* Exercise objective *
Filter these entries so that only lines with the word "screenshot" remain.

* Data for the task *
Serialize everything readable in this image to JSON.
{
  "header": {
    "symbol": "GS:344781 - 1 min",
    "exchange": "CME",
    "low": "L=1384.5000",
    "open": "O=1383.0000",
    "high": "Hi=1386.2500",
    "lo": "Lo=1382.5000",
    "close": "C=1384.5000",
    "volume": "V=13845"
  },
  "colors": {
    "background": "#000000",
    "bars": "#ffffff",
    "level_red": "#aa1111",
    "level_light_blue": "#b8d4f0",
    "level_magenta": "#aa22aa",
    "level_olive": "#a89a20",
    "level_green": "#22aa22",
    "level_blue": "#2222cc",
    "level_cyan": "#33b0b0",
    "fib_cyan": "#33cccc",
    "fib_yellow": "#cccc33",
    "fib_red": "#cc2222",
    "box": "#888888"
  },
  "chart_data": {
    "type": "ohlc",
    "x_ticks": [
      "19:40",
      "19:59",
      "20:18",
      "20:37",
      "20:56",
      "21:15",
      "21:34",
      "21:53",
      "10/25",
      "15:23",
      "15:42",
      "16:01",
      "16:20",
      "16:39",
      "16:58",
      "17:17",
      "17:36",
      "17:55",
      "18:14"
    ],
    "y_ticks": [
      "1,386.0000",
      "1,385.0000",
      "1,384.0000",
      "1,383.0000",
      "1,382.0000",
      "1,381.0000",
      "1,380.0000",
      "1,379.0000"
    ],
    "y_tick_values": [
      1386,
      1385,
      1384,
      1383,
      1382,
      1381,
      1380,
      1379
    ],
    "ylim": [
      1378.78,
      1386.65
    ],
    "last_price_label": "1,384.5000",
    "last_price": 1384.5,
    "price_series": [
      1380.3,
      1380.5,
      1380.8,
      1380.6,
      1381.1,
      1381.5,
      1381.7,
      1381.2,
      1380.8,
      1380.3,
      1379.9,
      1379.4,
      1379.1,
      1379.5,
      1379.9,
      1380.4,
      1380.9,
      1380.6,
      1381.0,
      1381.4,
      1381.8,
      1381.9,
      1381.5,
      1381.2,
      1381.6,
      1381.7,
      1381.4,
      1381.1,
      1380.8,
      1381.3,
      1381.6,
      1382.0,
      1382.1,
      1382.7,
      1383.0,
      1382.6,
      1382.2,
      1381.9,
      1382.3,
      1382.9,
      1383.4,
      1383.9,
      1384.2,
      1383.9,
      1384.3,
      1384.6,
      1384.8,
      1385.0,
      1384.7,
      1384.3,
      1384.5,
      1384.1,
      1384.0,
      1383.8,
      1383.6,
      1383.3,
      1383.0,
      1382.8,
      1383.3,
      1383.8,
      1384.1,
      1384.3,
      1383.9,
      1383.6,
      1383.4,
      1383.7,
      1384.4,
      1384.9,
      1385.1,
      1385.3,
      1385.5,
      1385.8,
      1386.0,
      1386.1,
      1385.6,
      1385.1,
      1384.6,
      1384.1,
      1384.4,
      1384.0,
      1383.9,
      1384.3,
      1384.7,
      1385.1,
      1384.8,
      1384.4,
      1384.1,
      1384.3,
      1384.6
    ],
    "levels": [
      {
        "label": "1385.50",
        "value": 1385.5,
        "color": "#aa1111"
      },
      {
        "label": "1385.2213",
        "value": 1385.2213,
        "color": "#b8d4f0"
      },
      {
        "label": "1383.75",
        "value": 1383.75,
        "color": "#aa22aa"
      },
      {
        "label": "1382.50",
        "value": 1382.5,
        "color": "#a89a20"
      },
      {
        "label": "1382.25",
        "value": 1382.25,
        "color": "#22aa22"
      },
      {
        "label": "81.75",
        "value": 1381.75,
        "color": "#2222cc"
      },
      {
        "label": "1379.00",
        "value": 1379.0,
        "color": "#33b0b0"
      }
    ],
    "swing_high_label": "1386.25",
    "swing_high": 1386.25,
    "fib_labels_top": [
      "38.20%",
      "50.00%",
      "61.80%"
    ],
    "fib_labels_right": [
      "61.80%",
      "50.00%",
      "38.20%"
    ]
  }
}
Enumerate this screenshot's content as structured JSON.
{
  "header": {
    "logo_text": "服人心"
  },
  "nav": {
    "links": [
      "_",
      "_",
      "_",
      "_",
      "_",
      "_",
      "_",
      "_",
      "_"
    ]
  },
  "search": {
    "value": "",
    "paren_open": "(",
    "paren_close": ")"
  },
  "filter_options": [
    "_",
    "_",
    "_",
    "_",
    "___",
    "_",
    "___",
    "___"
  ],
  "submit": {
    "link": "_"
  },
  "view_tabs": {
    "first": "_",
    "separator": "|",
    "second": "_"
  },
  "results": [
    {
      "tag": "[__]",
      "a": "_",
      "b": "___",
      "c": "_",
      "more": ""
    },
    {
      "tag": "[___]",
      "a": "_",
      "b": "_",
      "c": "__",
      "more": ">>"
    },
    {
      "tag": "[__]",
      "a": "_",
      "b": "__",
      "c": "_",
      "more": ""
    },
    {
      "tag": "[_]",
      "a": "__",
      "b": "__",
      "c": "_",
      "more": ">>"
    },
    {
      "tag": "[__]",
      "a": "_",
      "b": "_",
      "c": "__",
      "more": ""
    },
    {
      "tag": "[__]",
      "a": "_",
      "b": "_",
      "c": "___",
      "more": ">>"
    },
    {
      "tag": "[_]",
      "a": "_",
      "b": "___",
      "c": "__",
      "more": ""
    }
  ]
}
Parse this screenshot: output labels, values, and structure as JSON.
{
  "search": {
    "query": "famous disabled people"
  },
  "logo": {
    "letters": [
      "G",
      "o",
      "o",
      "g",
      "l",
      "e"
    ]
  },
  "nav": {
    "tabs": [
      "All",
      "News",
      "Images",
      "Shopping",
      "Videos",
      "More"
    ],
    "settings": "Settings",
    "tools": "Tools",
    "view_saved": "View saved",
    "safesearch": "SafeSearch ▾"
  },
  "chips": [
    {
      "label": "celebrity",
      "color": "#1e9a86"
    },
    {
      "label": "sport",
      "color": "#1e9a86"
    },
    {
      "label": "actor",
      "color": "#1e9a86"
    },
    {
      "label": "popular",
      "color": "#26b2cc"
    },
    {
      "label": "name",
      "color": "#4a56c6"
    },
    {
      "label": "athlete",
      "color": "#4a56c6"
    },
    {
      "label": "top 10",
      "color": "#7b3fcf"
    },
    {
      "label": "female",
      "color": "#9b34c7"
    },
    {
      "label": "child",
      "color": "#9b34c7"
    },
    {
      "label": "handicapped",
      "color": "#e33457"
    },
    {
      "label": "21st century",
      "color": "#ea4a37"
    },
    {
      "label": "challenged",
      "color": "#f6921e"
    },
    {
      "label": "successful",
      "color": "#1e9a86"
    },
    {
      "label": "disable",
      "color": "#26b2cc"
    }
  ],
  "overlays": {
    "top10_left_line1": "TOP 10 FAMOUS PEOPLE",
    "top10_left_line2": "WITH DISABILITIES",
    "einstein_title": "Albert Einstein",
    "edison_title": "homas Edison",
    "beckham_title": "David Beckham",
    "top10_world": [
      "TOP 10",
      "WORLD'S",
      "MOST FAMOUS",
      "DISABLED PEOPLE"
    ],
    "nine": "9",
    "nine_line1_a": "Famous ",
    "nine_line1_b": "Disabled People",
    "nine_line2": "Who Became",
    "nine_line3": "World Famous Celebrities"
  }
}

* Solution to this task *
Enumerate this screenshot's content as structured JSON.
Parse this screenshot: output labels, values, and structure as JSON.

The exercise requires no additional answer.